> Task to carry out:
Keeping each line intact, print the whole listing.

> Provided information:
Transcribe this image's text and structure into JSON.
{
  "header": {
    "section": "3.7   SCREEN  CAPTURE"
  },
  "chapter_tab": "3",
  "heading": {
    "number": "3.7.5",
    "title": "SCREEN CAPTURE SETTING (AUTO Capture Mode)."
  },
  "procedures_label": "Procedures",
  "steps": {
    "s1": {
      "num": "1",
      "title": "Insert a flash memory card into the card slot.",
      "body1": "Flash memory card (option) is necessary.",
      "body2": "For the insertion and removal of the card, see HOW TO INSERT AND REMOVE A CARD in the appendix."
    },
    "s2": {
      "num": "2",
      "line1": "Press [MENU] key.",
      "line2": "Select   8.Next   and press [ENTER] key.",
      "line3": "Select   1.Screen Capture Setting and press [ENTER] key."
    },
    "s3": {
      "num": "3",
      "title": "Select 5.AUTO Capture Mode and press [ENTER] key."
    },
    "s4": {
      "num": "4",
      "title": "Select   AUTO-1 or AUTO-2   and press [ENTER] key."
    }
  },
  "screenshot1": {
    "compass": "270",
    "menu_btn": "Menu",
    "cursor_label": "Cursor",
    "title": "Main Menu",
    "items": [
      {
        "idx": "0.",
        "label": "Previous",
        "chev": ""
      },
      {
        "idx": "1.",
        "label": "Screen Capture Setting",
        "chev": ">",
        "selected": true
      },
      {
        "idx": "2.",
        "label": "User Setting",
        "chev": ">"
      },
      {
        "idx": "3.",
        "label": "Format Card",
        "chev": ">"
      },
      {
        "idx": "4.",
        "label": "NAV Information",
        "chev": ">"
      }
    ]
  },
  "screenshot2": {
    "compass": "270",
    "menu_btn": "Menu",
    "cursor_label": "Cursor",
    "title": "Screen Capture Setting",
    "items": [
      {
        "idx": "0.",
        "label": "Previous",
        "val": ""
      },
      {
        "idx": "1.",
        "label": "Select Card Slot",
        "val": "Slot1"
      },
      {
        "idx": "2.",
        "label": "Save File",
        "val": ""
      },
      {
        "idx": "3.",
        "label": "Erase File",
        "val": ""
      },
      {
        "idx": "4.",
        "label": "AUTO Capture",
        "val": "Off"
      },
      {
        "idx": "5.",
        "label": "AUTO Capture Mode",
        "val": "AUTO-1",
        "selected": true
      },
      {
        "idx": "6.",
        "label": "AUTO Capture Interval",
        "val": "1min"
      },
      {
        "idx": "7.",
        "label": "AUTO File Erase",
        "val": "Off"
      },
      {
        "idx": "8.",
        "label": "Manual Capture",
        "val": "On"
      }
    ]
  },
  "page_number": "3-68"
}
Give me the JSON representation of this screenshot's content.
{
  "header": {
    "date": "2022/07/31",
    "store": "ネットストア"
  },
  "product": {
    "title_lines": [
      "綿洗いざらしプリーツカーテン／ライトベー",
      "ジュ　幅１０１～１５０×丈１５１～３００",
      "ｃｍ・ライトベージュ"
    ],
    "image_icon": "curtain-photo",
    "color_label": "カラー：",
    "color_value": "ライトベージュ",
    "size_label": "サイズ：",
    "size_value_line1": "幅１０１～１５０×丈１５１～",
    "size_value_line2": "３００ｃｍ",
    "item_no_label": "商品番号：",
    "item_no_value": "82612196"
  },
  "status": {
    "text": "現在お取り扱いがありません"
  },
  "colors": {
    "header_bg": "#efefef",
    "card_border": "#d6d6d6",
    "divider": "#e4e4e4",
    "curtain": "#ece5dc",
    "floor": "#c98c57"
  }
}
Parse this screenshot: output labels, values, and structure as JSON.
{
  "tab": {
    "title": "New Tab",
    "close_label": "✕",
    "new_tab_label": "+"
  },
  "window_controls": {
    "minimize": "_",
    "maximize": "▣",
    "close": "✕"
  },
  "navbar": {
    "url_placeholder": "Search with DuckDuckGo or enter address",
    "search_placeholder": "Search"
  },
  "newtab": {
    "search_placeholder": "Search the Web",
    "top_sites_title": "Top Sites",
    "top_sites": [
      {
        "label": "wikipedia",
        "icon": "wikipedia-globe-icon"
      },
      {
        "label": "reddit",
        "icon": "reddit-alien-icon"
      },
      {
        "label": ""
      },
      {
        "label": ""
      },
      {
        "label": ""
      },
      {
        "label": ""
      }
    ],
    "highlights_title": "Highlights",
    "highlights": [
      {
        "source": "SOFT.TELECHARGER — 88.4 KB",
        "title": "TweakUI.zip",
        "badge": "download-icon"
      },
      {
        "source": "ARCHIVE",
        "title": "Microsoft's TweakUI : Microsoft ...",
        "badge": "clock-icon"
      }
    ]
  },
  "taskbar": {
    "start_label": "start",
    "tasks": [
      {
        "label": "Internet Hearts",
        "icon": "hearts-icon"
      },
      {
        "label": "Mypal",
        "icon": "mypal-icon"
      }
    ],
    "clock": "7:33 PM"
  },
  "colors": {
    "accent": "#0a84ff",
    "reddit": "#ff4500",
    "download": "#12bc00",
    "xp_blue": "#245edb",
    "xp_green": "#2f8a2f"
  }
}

> Output:
Transcribe this image's text and structure into JSON.
{
  "header": {
    "section": "3.7   SCREEN  CAPTURE"
  },
  "chapter_tab": "3",
  "heading": {
    "number": "3.7.5",
    "title": "SCREEN CAPTURE SETTING (AUTO Capture Mode)."
  },
  "procedures_label": "Procedures",
  "steps": {
    "s1": {
      "num": "1",
      "title": "Insert a flash memory card into the card slot.",
      "body1": "Flash memory card (option) is necessary.",
      "body2": "For the insertion and removal of the card, see HOW TO INSERT AND REMOVE A CARD in the appendix."
    },
    "s2": {
      "num": "2",
      "line1": "Press [MENU] key.",
      "line2": "Select   8.Next   and press [ENTER] key.",
      "line3": "Select   1.Screen Capture Setting and press [ENTER] key."
    },
    "s3": {
      "num": "3",
      "title": "Select 5.AUTO Capture Mode and press [ENTER] key."
    },
    "s4": {
      "num": "4",
      "title": "Select   AUTO-1 or AUTO-2   and press [ENTER] key."
    }
  },
  "screenshot1": {
    "compass": "270",
    "menu_btn": "Menu",
    "cursor_label": "Cursor",
    "title": "Main Menu",
    "items": [
      {
        "idx": "0.",
        "label": "Previous",
        "chev": ""
      },
      {
        "idx": "1.",
        "label": "Screen Capture Setting",
        "chev": ">",
        "selected": true
      },
      {
        "idx": "2.",
        "label": "User Setting",
        "chev": ">"
      },
      {
        "idx": "3.",
        "label": "Format Card",
        "chev": ">"
      },
      {
        "idx": "4.",
        "label": "NAV Information",
        "chev": ">"
      }
    ]
  },
  "screenshot2": {
    "compass": "270",
    "menu_btn": "Menu",
    "cursor_label": "Cursor",
    "title": "Screen Capture Setting",
    "items": [
      {
        "idx": "0.",
        "label": "Previous",
        "val": ""
      },
      {
        "idx": "1.",
        "label": "Select Card Slot",
        "val": "Slot1"
      },
      {
        "idx": "2.",
        "label": "Save File",
        "val": ""
      },
      {
        "idx": "3.",
        "label": "Erase File",
        "val": ""
      },
      {
        "idx": "4.",
        "label": "AUTO Capture",
        "val": "Off"
      },
      {
        "idx": "5.",
        "label": "AUTO Capture Mode",
        "val": "AUTO-1",
        "selected": true
      },
      {
        "idx": "6.",
        "label": "AUTO Capture Interval",
        "val": "1min"
      },
      {
        "idx": "7.",
        "label": "AUTO File Erase",
        "val": "Off"
      },
      {
        "idx": "8.",
        "label": "Manual Capture",
        "val": "On"
      }
    ]
  },
  "page_number": "3-68"
}
Give me the JSON representation of this screenshot's content.
{
  "header": {
    "date": "2022/07/31",
    "store": "ネットストア"
  },
  "product": {
    "title_lines": [
      "綿洗いざらしプリーツカーテン／ライトベー",
      "ジュ　幅１０１～１５０×丈１５１～３００",
      "ｃｍ・ライトベージュ"
    ],
    "image_icon": "curtain-photo",
    "color_label": "カラー：",
    "color_value": "ライトベージュ",
    "size_label": "サイズ：",
    "size_value_line1": "幅１０１～１５０×丈１５１～",
    "size_value_line2": "３００ｃｍ",
    "item_no_label": "商品番号：",
    "item_no_value": "82612196"
  },
  "status": {
    "text": "現在お取り扱いがありません"
  },
  "colors": {
    "header_bg": "#efefef",
    "card_border": "#d6d6d6",
    "divider": "#e4e4e4",
    "curtain": "#ece5dc",
    "floor": "#c98c57"
  }
}
Parse this screenshot: output labels, values, and structure as JSON.
{
  "tab": {
    "title": "New Tab",
    "close_label": "✕",
    "new_tab_label": "+"
  },
  "window_controls": {
    "minimize": "_",
    "maximize": "▣",
    "close": "✕"
  },
  "navbar": {
    "url_placeholder": "Search with DuckDuckGo or enter address",
    "search_placeholder": "Search"
  },
  "newtab": {
    "search_placeholder": "Search the Web",
    "top_sites_title": "Top Sites",
    "top_sites": [
      {
        "label": "wikipedia",
        "icon": "wikipedia-globe-icon"
      },
      {
        "label": "reddit",
        "icon": "reddit-alien-icon"
      },
      {
        "label": ""
      },
      {
        "label": ""
      },
      {
        "label": ""
      },
      {
        "label": ""
      }
    ],
    "highlights_title": "Highlights",
    "highlights": [
      {
        "source": "SOFT.TELECHARGER — 88.4 KB",
        "title": "TweakUI.zip",
        "badge": "download-icon"
      },
      {
        "source": "ARCHIVE",
        "title": "Microsoft's TweakUI : Microsoft ...",
        "badge": "clock-icon"
      }
    ]
  },
  "taskbar": {
    "start_label": "start",
    "tasks": [
      {
        "label": "Internet Hearts",
        "icon": "hearts-icon"
      },
      {
        "label": "Mypal",
        "icon": "mypal-icon"
      }
    ],
    "clock": "7:33 PM"
  },
  "colors": {
    "accent": "#0a84ff",
    "reddit": "#ff4500",
    "download": "#12bc00",
    "xp_blue": "#245edb",
    "xp_green": "#2f8a2f"
  }
}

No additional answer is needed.